A room in the Bapst Art Library at Boston College has a rather extraordinary double stained glass window. Boston College is a Jesuit institution, and it was a Jesuit priest, Fr Terence Connolly, director of its libraries, who commissioned the windows from the Dalkey-based artist Richard King.
King, born in Mayo in 1907, was a protege of the great Dublin stained-glass artist Harry Clarke. Connolly and King worked closely on agreeing the themes for the windows, and one half of King’s stunning creation does look like something you might expect in a Catholic institution. A majestic Christ, arrayed like a mediaeval bishop, is crushing the head of Satan beneath his feet. St Patrick, St Colmcille and St Brigid are to his left-hand side.
But the other window is what makes the whole thing startling. It is composed very obviously as a direct parallel to the image of Jesus conquering Satan. And who is Jesus paired with? The god Lugh, crushing the head of Balor of the Evil Eye. The figures of Patrick, Colmcille and Brigid are mirrored by Cú Cuchulain, Fergus, the mythical king of Ulster, and Medb, the warrior queen of Connacht. The message could not be clearer: Irish paganism and Irish Christianity are spiritual twins. It is, to put it mildly, a rather arresting notion for such an orthodox setting. Expressed through King’s vivid, shimmering blues and reds, it gives the whole work a trippy, almost psychedelic feel. Put it this way: if you saw the images on the cover of an acid-rock album in 1972, they wouldn’t have seemed out of place.

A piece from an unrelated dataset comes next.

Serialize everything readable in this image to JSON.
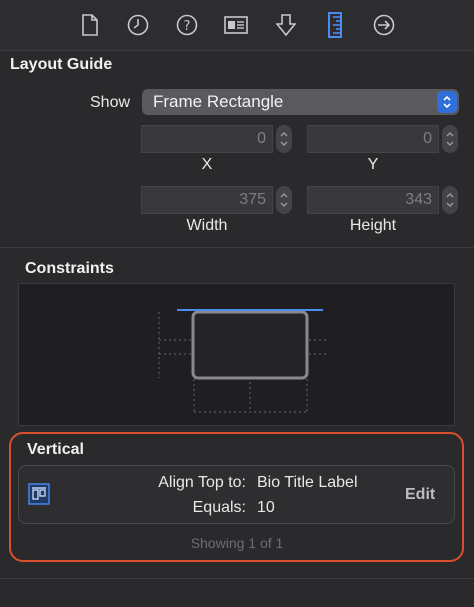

But would you call King’s work arts and crafts? It is undoubtedly a late product of the Irish arts-and-crafts movement; King is in a line from Clarke through Wilhelmina Geddes. It’s just that there is something conjured up by that phrase “arts and crafts”, some tinge of fusty earnestness that seems utterly at odds with work like this.
But as the groundbreaking exhibition The Arts and Crafts Movement: Making It Irish, at the McMullen Museum of Art in Boston, makes clear, it is time to put aside such prejudices. The arts-and-crafts movement, which flourished in Ireland between the early 1890s and the late 1920s, is one of the glories of Irish creativity. And far from being earnest or backward-looking, its best products are vibrant, strange, subversive and starkly modern.

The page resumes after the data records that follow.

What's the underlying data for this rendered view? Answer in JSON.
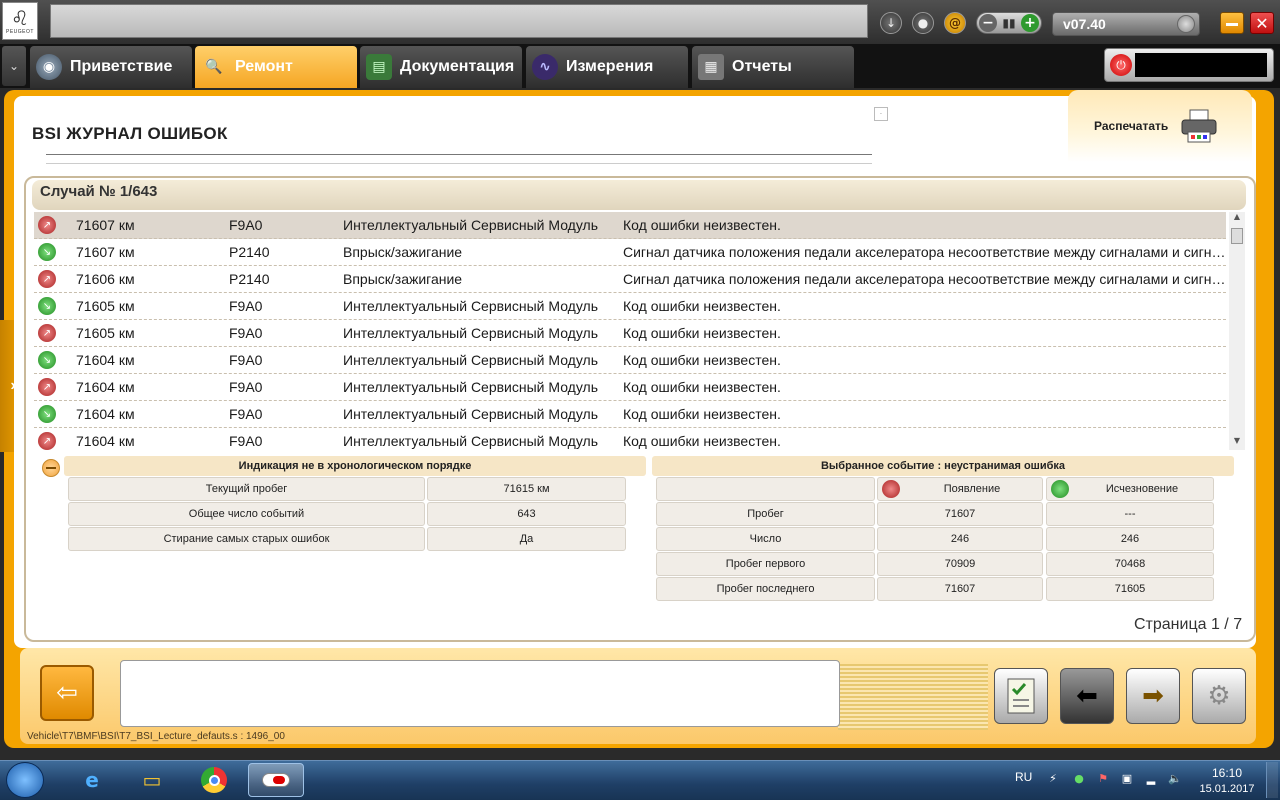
{
  "header": {
    "logo_text": "PEUGEOT",
    "version": "v07.40"
  },
  "tabs": [
    {
      "label": "Приветствие"
    },
    {
      "label": "Ремонт"
    },
    {
      "label": "Документация"
    },
    {
      "label": "Измерения"
    },
    {
      "label": "Отчеты"
    }
  ],
  "page": {
    "title": "BSI  ЖУРНАЛ ОШИБОК",
    "print_label": "Распечатать",
    "case_label": "Случай № 1/643",
    "page_info": "Страница 1 / 7"
  },
  "faults": [
    {
      "type": "appear",
      "km": "71607 км",
      "code": "F9A0",
      "system": "Интеллектуальный Сервисный Модуль",
      "desc": "Код ошибки неизвестен.",
      "selected": true
    },
    {
      "type": "disappear",
      "km": "71607 км",
      "code": "P2140",
      "system": "Впрыск/зажигание",
      "desc": "Сигнал датчика положения педали акселератора несоответствие между сигналами и сигналом"
    },
    {
      "type": "appear",
      "km": "71606 км",
      "code": "P2140",
      "system": "Впрыск/зажигание",
      "desc": "Сигнал датчика положения педали акселератора несоответствие между сигналами и сигналом"
    },
    {
      "type": "disappear",
      "km": "71605 км",
      "code": "F9A0",
      "system": "Интеллектуальный Сервисный Модуль",
      "desc": "Код ошибки неизвестен."
    },
    {
      "type": "appear",
      "km": "71605 км",
      "code": "F9A0",
      "system": "Интеллектуальный Сервисный Модуль",
      "desc": "Код ошибки неизвестен."
    },
    {
      "type": "disappear",
      "km": "71604 км",
      "code": "F9A0",
      "system": "Интеллектуальный Сервисный Модуль",
      "desc": "Код ошибки неизвестен."
    },
    {
      "type": "appear",
      "km": "71604 км",
      "code": "F9A0",
      "system": "Интеллектуальный Сервисный Модуль",
      "desc": "Код ошибки неизвестен."
    },
    {
      "type": "disappear",
      "km": "71604 км",
      "code": "F9A0",
      "system": "Интеллектуальный Сервисный Модуль",
      "desc": "Код ошибки неизвестен."
    },
    {
      "type": "appear",
      "km": "71604 км",
      "code": "F9A0",
      "system": "Интеллектуальный Сервисный Модуль",
      "desc": "Код ошибки неизвестен."
    }
  ],
  "info_left": {
    "header": "Индикация не в хронологическом порядке",
    "rows": [
      {
        "label": "Текущий пробег",
        "value": "71615 км"
      },
      {
        "label": "Общее число событий",
        "value": "643"
      },
      {
        "label": "Стирание самых старых ошибок",
        "value": "Да"
      }
    ]
  },
  "info_right": {
    "header": "Выбранное событие : неустранимая ошибка",
    "col_appear": "Появление",
    "col_disappear": "Исчезновение",
    "rows": [
      {
        "label": "Пробег",
        "appear": "71607",
        "disappear": "---"
      },
      {
        "label": "Число",
        "appear": "246",
        "disappear": "246"
      },
      {
        "label": "Пробег первого",
        "appear": "70909",
        "disappear": "70468"
      },
      {
        "label": "Пробег последнего",
        "appear": "71607",
        "disappear": "71605"
      }
    ]
  },
  "footer": {
    "path": "Vehicle\\T7\\BMF\\BSI\\T7_BSI_Lecture_defauts.s : 1496_00"
  },
  "taskbar": {
    "lang": "RU",
    "time": "16:10",
    "date": "15.01.2017"
  },
  "colors": {
    "accent": "#f4a400",
    "appear": "#c0392b",
    "disappear": "#2e9a2e"
  }
}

It is something of a national disgrace that we do not, in general, know this. The Boston exhibition, superbly curated by Vera Kreilkamp and Diana Larsen, is, as far as I know, the first of its kind; there has been no major retrospective on the movement at any of our public galleries.

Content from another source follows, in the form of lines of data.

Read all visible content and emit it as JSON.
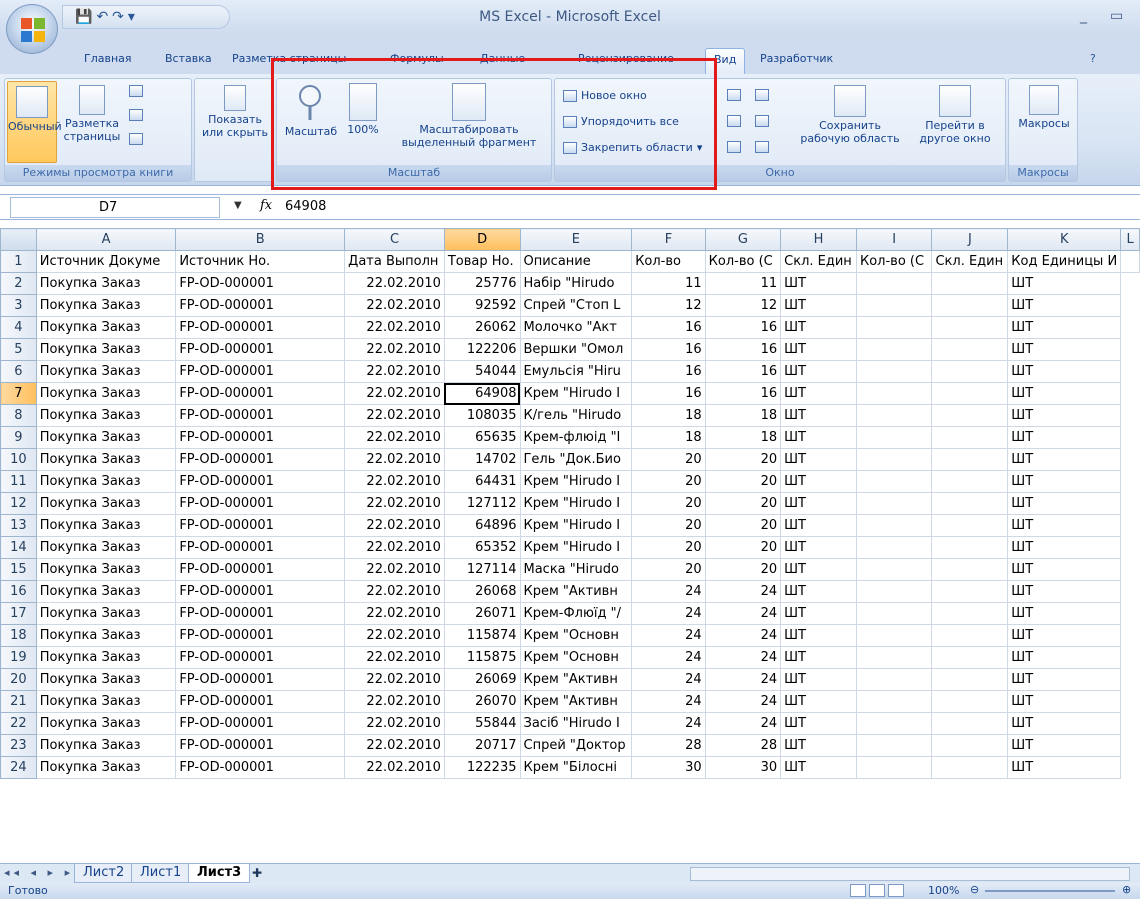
{
  "window": {
    "title": "MS Excel - Microsoft Excel",
    "minimize": "_",
    "restore": "▭"
  },
  "tabs": [
    "Главная",
    "Вставка",
    "Разметка страницы",
    "Формулы",
    "Данные",
    "Рецензирование",
    "Вид",
    "Разработчик"
  ],
  "active_tab": "Вид",
  "ribbon": {
    "views": {
      "normal": "Обычный",
      "page_layout": "Разметка страницы",
      "label": "Режимы просмотра книги"
    },
    "show": {
      "label": "Показать или скрыть"
    },
    "zoom": {
      "zoom_btn": "Масштаб",
      "hundred": "100%",
      "selection": "Масштабировать выделенный фрагмент",
      "label": "Масштаб"
    },
    "window": {
      "new_window": "Новое окно",
      "arrange_all": "Упорядочить все",
      "freeze": "Закрепить области",
      "save_ws": "Сохранить рабочую область",
      "switch": "Перейти в другое окно",
      "label": "Окно"
    },
    "macros": {
      "btn": "Макросы",
      "label": "Макросы"
    }
  },
  "formula_bar": {
    "name_box": "D7",
    "fx": "fx",
    "value": "64908"
  },
  "columns": [
    "A",
    "B",
    "C",
    "D",
    "E",
    "F",
    "G",
    "H",
    "I",
    "J",
    "K",
    "L"
  ],
  "header_row": [
    "Источник Докуме",
    "Источник Но.",
    "Дата Выполн",
    "Товар Но.",
    "Описание",
    "Кол-во",
    "Кол-во (С",
    "Скл. Един",
    "Кол-во (С",
    "Скл. Един",
    "Код Единицы И",
    ""
  ],
  "rows": [
    [
      "2",
      "Покупка Заказ",
      "FP-OD-000001",
      "22.02.2010",
      "25776",
      "Набір \"Hirudo",
      "11",
      "11",
      "ШТ",
      "",
      "",
      "ШТ"
    ],
    [
      "3",
      "Покупка Заказ",
      "FP-OD-000001",
      "22.02.2010",
      "92592",
      "Спрей \"Стоп L",
      "12",
      "12",
      "ШТ",
      "",
      "",
      "ШТ"
    ],
    [
      "4",
      "Покупка Заказ",
      "FP-OD-000001",
      "22.02.2010",
      "26062",
      "Молочко \"Акт",
      "16",
      "16",
      "ШТ",
      "",
      "",
      "ШТ"
    ],
    [
      "5",
      "Покупка Заказ",
      "FP-OD-000001",
      "22.02.2010",
      "122206",
      "Вершки \"Омол",
      "16",
      "16",
      "ШТ",
      "",
      "",
      "ШТ"
    ],
    [
      "6",
      "Покупка Заказ",
      "FP-OD-000001",
      "22.02.2010",
      "54044",
      "Емульсія \"Hiru",
      "16",
      "16",
      "ШТ",
      "",
      "",
      "ШТ"
    ],
    [
      "7",
      "Покупка Заказ",
      "FP-OD-000001",
      "22.02.2010",
      "64908",
      "Крем \"Hirudo I",
      "16",
      "16",
      "ШТ",
      "",
      "",
      "ШТ"
    ],
    [
      "8",
      "Покупка Заказ",
      "FP-OD-000001",
      "22.02.2010",
      "108035",
      "К/гель \"Hirudo",
      "18",
      "18",
      "ШТ",
      "",
      "",
      "ШТ"
    ],
    [
      "9",
      "Покупка Заказ",
      "FP-OD-000001",
      "22.02.2010",
      "65635",
      "Крем-флюід \"I",
      "18",
      "18",
      "ШТ",
      "",
      "",
      "ШТ"
    ],
    [
      "10",
      "Покупка Заказ",
      "FP-OD-000001",
      "22.02.2010",
      "14702",
      "Гель \"Док.Био",
      "20",
      "20",
      "ШТ",
      "",
      "",
      "ШТ"
    ],
    [
      "11",
      "Покупка Заказ",
      "FP-OD-000001",
      "22.02.2010",
      "64431",
      "Крем \"Hirudo I",
      "20",
      "20",
      "ШТ",
      "",
      "",
      "ШТ"
    ],
    [
      "12",
      "Покупка Заказ",
      "FP-OD-000001",
      "22.02.2010",
      "127112",
      "Крем \"Hirudo I",
      "20",
      "20",
      "ШТ",
      "",
      "",
      "ШТ"
    ],
    [
      "13",
      "Покупка Заказ",
      "FP-OD-000001",
      "22.02.2010",
      "64896",
      "Крем \"Hirudo I",
      "20",
      "20",
      "ШТ",
      "",
      "",
      "ШТ"
    ],
    [
      "14",
      "Покупка Заказ",
      "FP-OD-000001",
      "22.02.2010",
      "65352",
      "Крем \"Hirudo I",
      "20",
      "20",
      "ШТ",
      "",
      "",
      "ШТ"
    ],
    [
      "15",
      "Покупка Заказ",
      "FP-OD-000001",
      "22.02.2010",
      "127114",
      "Маска \"Hirudo",
      "20",
      "20",
      "ШТ",
      "",
      "",
      "ШТ"
    ],
    [
      "16",
      "Покупка Заказ",
      "FP-OD-000001",
      "22.02.2010",
      "26068",
      "Крем \"Активн",
      "24",
      "24",
      "ШТ",
      "",
      "",
      "ШТ"
    ],
    [
      "17",
      "Покупка Заказ",
      "FP-OD-000001",
      "22.02.2010",
      "26071",
      "Крем-Флюїд \"/",
      "24",
      "24",
      "ШТ",
      "",
      "",
      "ШТ"
    ],
    [
      "18",
      "Покупка Заказ",
      "FP-OD-000001",
      "22.02.2010",
      "115874",
      "Крем \"Основн",
      "24",
      "24",
      "ШТ",
      "",
      "",
      "ШТ"
    ],
    [
      "19",
      "Покупка Заказ",
      "FP-OD-000001",
      "22.02.2010",
      "115875",
      "Крем \"Основн",
      "24",
      "24",
      "ШТ",
      "",
      "",
      "ШТ"
    ],
    [
      "20",
      "Покупка Заказ",
      "FP-OD-000001",
      "22.02.2010",
      "26069",
      "Крем \"Активн",
      "24",
      "24",
      "ШТ",
      "",
      "",
      "ШТ"
    ],
    [
      "21",
      "Покупка Заказ",
      "FP-OD-000001",
      "22.02.2010",
      "26070",
      "Крем \"Активн",
      "24",
      "24",
      "ШТ",
      "",
      "",
      "ШТ"
    ],
    [
      "22",
      "Покупка Заказ",
      "FP-OD-000001",
      "22.02.2010",
      "55844",
      "Засіб \"Hirudo I",
      "24",
      "24",
      "ШТ",
      "",
      "",
      "ШТ"
    ],
    [
      "23",
      "Покупка Заказ",
      "FP-OD-000001",
      "22.02.2010",
      "20717",
      "Спрей \"Доктор",
      "28",
      "28",
      "ШТ",
      "",
      "",
      "ШТ"
    ],
    [
      "24",
      "Покупка Заказ",
      "FP-OD-000001",
      "22.02.2010",
      "122235",
      "Крем \"Білосні",
      "30",
      "30",
      "ШТ",
      "",
      "",
      "ШТ"
    ]
  ],
  "sheets": [
    "Лист2",
    "Лист1",
    "Лист3"
  ],
  "active_sheet": "Лист3",
  "status": {
    "ready": "Готово",
    "zoom": "100%"
  },
  "colors": {
    "highlight": "#e21a1a",
    "selected_header": "#ffbf5c"
  }
}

This is not for want of scholarship: Virginia Teehan, Nicola Gordon Bowe, Kelly Sullivan, Paul Larmour and others have drawn scholarly attention to the riches of the movement. Gordon Bowe’s book on Geddes, for example, was arguably the most distinguished Irish publication of last year. But there still seems to be some strange snobbery, some notion that “fine art” is more important than anything tainted with mere craft, that places a cordon around these national treasures.
Maybe some of the reluctance has to do with the unfashionable nature of religious imagery. The masterpiece of the movement is the Honan Chapel at University College Cork, in which architecture, metalwork, mosaics, stained glass, furniture and textiles combine into a single vision. Its opening, 100 years ago, in 1916, can be seen as a statement of the centrality of Catholicism to Irishness at what turned out to be a strategic historic moment. But in fact it is not at all triumphalist; the aesthetic is one of restraint, even severity. The Boston exhibition shows altar cloths and clerical robes designed by Katharine MacCormack and Ethel Josephine Scully: their beauty is geometric, organic and far from lavish.
In fact, even in taking on religious imagery, the arts-and-crafts movement could be quite subversive in its modernity. Jack Yeats’s sodality banner of St Colmcille, made by the Dun Emer Guild for Loughrea Cathedral, uses a language of visual minimalism that is almost Japanese. Harry Clarke’s The Baptism of St Patrick, lent to Boston by the National College of Art and Design, is deeply questioning. St Patrick is haggard and weary and has his eyes closed. The six other figures, whose eyes meet ours, are presumably those who will follow him, and they look a pretty rum bunch, shifty and sensual. The image seems to invite us to wonder about St Patrick’s anxiety and about what would come after him.
But in a simpler sense the Boston exhibition asks us to open our eyes. Here was a remarkable flourishing of Irish creativity, shared equally by men and women, Protestants and Catholics. It needs to be seen.